▶ Work task
Return every line of the data below that includes the string "JSON".
START Records provided
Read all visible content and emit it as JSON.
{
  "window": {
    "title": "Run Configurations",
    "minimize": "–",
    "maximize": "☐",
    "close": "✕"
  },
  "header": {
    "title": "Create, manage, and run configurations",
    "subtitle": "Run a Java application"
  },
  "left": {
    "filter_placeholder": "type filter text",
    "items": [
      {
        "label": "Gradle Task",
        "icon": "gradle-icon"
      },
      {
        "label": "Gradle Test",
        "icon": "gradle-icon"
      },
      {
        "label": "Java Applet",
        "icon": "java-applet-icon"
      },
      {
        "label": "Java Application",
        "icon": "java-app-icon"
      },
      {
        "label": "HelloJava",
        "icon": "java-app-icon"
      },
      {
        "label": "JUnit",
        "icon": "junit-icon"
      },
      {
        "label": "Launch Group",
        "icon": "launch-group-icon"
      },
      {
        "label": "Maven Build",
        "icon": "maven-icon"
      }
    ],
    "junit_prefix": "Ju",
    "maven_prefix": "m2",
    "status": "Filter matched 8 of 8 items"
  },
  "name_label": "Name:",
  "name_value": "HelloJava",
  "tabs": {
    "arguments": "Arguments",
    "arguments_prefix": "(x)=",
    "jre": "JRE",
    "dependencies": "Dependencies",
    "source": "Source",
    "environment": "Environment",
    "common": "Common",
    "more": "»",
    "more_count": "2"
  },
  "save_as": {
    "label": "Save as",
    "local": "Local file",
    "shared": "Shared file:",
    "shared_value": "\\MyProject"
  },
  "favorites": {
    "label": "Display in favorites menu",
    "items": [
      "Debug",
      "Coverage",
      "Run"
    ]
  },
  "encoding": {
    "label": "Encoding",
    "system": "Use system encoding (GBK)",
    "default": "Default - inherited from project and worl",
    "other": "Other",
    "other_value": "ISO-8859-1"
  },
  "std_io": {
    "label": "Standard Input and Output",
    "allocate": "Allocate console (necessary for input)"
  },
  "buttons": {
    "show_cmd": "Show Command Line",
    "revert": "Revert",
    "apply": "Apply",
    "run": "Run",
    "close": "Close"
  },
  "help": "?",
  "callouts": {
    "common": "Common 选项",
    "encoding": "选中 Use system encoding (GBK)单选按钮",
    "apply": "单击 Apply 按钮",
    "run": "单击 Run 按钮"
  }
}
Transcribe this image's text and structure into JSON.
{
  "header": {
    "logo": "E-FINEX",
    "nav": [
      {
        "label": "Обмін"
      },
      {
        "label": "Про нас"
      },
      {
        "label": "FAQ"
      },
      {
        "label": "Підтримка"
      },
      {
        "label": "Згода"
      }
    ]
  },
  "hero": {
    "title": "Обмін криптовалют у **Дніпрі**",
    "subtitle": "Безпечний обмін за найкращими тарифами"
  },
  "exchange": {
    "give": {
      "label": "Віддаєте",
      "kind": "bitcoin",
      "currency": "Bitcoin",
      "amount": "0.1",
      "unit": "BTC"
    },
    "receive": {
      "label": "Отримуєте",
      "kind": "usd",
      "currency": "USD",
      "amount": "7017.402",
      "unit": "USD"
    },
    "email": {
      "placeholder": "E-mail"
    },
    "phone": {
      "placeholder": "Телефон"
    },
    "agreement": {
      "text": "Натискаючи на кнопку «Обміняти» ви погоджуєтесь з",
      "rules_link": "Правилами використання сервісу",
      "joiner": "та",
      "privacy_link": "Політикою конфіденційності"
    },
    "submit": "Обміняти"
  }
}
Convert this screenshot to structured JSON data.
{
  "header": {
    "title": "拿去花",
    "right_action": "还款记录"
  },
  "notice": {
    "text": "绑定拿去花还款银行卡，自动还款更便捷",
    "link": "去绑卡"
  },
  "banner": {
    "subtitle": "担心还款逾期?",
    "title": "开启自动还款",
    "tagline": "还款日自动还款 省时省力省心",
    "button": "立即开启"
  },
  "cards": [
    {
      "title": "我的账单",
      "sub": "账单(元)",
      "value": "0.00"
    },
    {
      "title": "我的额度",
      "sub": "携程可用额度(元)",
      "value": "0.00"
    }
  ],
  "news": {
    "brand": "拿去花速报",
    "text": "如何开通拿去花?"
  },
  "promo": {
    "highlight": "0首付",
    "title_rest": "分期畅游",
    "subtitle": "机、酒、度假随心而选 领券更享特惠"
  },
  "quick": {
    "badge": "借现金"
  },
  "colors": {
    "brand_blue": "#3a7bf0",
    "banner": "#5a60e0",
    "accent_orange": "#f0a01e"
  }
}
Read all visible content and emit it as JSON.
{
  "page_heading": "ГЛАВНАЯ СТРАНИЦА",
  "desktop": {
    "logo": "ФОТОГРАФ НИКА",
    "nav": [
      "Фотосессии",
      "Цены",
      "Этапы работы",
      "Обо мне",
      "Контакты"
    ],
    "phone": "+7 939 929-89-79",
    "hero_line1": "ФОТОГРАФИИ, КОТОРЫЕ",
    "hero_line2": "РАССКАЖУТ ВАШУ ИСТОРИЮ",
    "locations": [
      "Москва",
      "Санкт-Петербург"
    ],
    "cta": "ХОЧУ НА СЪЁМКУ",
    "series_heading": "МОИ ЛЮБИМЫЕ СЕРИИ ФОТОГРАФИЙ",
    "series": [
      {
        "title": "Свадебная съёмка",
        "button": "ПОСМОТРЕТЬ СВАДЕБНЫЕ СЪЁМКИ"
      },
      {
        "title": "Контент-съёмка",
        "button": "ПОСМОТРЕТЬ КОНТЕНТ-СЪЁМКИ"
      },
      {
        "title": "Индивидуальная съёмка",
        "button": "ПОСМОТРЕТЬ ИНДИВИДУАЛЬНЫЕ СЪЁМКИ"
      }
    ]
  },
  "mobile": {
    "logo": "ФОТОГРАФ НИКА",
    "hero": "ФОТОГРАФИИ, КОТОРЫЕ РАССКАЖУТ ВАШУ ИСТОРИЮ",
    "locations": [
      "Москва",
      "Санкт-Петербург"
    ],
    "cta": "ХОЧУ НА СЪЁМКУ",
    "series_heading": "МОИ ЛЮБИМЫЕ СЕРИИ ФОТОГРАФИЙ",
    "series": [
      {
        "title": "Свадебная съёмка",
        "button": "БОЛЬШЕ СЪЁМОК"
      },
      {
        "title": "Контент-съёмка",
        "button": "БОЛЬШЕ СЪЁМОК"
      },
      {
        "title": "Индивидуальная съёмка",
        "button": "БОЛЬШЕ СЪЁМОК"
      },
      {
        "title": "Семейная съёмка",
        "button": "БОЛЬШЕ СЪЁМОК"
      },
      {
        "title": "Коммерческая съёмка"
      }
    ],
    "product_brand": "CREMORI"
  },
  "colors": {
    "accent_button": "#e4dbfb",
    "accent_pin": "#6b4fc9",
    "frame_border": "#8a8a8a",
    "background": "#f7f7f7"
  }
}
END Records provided
▶ Exercise response
Read all visible content and emit it as JSON.
Transcribe this image's text and structure into JSON.
Convert this screenshot to structured JSON data.
Read all visible content and emit it as JSON.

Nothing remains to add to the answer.